Royal Navy flagship HMS Queen Elizabeth earmarked for Greek independence party
THE Royal Navy’s £3.2bn flagship HMS Queen Elizabeth will help Greece celebrate its independence anniversary this year, reports have claimed.
Greek news site Kathimerini claimed the mighty 65,000-tonne warship will anchor at Souda Bay – about 100 miles south of the Greek capital of Athens – in June.
The Ministry of Defence could not confirm, yet, whether Queen Elizabeth and her task group would make the pit-stop during its maiden operational mission this year.
However, local media said the vessel had been earmarked to join the 200th anniversary celebrations marking the Greek War of Independence - and that the Portsmouth-based vessel was also on a trade mission ‘related to British interest to sell Type 31 frigates to the Greek Navy’.
Speaking to The News, a Royal Navy spokesman said: ‘The Carrier Strike Group 21 deployment will undertake a series of Nato maritime missions in the Atlantic and Mediterranean. We look forward to developing those plans with Nato allies over the coming months.’
Queen Elizabeth is the first of two new aircraft carriers which are the largest warships ever built for the Royal Navy.

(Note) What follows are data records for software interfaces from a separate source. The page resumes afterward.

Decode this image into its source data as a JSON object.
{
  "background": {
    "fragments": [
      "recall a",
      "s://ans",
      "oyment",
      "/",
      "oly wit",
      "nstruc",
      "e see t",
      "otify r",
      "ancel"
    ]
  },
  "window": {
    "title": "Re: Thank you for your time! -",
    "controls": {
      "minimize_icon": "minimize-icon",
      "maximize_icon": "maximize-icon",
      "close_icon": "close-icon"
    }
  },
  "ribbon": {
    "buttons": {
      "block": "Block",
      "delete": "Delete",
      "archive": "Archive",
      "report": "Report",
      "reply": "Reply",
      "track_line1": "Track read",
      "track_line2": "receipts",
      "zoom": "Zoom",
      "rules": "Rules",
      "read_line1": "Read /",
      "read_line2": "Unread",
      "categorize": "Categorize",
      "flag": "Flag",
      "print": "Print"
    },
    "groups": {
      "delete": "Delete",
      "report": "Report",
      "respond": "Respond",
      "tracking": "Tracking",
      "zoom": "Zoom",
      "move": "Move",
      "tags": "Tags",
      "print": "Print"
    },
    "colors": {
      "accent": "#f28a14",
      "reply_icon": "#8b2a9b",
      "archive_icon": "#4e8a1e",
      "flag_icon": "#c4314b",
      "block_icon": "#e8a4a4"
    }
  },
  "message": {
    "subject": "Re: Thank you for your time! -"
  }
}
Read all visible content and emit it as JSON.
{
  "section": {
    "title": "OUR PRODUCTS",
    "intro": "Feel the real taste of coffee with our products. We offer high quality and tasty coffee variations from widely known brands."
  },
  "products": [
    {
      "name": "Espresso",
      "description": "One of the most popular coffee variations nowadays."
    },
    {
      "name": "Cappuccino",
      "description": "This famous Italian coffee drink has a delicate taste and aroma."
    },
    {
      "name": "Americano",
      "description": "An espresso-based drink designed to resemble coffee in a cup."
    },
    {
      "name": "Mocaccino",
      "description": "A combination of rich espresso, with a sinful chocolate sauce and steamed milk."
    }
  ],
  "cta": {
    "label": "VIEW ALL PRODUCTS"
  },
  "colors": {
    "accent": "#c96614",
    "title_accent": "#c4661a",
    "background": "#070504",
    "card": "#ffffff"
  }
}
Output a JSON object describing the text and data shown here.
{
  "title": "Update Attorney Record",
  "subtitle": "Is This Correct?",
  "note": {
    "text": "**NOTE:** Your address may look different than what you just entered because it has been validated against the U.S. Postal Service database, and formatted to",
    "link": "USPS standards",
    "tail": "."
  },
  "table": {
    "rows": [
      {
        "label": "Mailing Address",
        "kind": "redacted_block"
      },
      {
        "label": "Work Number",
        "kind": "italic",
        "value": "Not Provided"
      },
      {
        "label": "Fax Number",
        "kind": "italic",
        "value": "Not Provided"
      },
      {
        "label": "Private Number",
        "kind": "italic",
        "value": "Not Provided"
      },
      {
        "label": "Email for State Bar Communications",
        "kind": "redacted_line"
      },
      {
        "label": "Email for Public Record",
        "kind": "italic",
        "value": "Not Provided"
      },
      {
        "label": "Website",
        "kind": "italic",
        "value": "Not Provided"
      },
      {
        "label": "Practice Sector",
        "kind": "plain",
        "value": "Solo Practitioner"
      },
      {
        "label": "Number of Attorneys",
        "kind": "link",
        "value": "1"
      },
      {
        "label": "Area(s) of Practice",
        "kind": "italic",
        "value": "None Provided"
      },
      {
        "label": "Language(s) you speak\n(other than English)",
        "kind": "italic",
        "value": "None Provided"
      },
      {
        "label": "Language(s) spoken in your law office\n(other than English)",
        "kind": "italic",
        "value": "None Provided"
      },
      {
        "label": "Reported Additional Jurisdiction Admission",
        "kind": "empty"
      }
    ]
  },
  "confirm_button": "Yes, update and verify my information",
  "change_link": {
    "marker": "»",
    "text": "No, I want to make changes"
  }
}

She will be setting sail from Portsmouth in May, where she will join forces with a floating vanguard of other warships and support vessels that form her carrier strike group.
Made up of two Type 45 destroyers, two Type 23 frigates, a British hunter-killer submarine, two Royal Fleet Auxiliary support ships and a destroyer from the US Navy, the flotilla has been hailed as the Europe’s most power naval group.
Queen Elizabeth is expected to sail to the Mediterranean before heading to the Gulf and then out to the Indo-Pacific.
Although not yet confirmed, it is expected the vessel will stop at Japan and join drills with allied nations in the region.
And it is anticipated that Queen Elizabeth could visit the South China Sea, a vast expanse of contested waterway.
Speaking last week, First Sea Lord Admiral Tony Radakin said the exact route of the task group was still being worked on.
‘This is about trade, as well as security, and it’s definitely about partners and allies,’ he said during an live-stream interview on Twitter.
His comments came as an experienced naval officer warned Chinese submarines and attack jets will ‘almost certainly’ seek to ‘cause mischief’ when Queen Elizabeth visit the Pacific.
‘Our task group will need to be alert to this the whole time,’ retired Commander Tom Sharpe told a panel of defence experts during a debate staged by the Henry Jackson Society.